[Opening MATERIAL PROVIDED section]

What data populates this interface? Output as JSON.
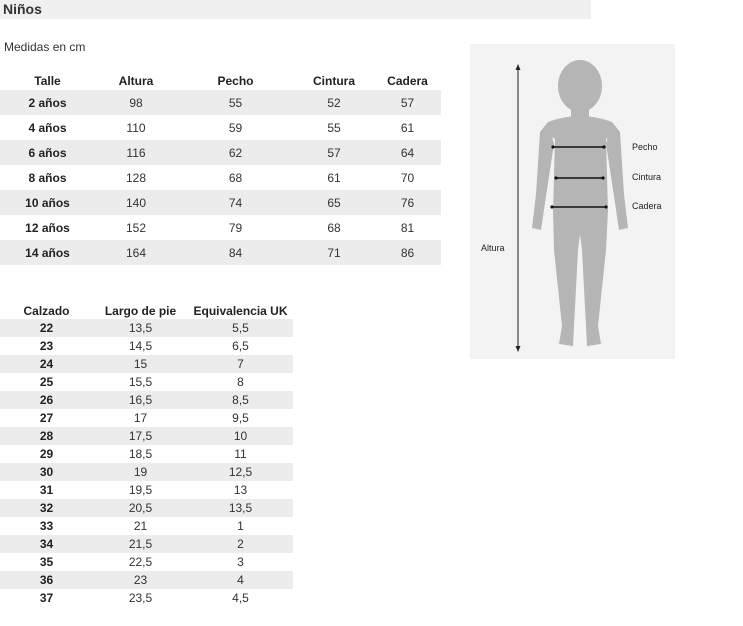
{
  "header": {
    "title": "Niños"
  },
  "subtitle": "Medidas en cm",
  "size_table": {
    "headers": [
      "Talle",
      "Altura",
      "Pecho",
      "Cintura",
      "Cadera"
    ],
    "rows": [
      [
        "2 años",
        "98",
        "55",
        "52",
        "57"
      ],
      [
        "4 años",
        "110",
        "59",
        "55",
        "61"
      ],
      [
        "6 años",
        "116",
        "62",
        "57",
        "64"
      ],
      [
        "8 años",
        "128",
        "68",
        "61",
        "70"
      ],
      [
        "10 años",
        "140",
        "74",
        "65",
        "76"
      ],
      [
        "12 años",
        "152",
        "79",
        "68",
        "81"
      ],
      [
        "14 años",
        "164",
        "84",
        "71",
        "86"
      ]
    ]
  },
  "shoe_table": {
    "headers": [
      "Calzado",
      "Largo de pie",
      "Equivalencia UK"
    ],
    "rows": [
      [
        "22",
        "13,5",
        "5,5"
      ],
      [
        "23",
        "14,5",
        "6,5"
      ],
      [
        "24",
        "15",
        "7"
      ],
      [
        "25",
        "15,5",
        "8"
      ],
      [
        "26",
        "16,5",
        "8,5"
      ],
      [
        "27",
        "17",
        "9,5"
      ],
      [
        "28",
        "17,5",
        "10"
      ],
      [
        "29",
        "18,5",
        "11"
      ],
      [
        "30",
        "19",
        "12,5"
      ],
      [
        "31",
        "19,5",
        "13"
      ],
      [
        "32",
        "20,5",
        "13,5"
      ],
      [
        "33",
        "21",
        "1"
      ],
      [
        "34",
        "21,5",
        "2"
      ],
      [
        "35",
        "22,5",
        "3"
      ],
      [
        "36",
        "23",
        "4"
      ],
      [
        "37",
        "23,5",
        "4,5"
      ]
    ]
  },
  "figure": {
    "labels": {
      "chest": "Pecho",
      "waist": "Cintura",
      "hip": "Cadera",
      "height": "Altura"
    }
  }
}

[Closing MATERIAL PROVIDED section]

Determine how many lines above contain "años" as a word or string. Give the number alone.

EXPECTED OUTPUT — 7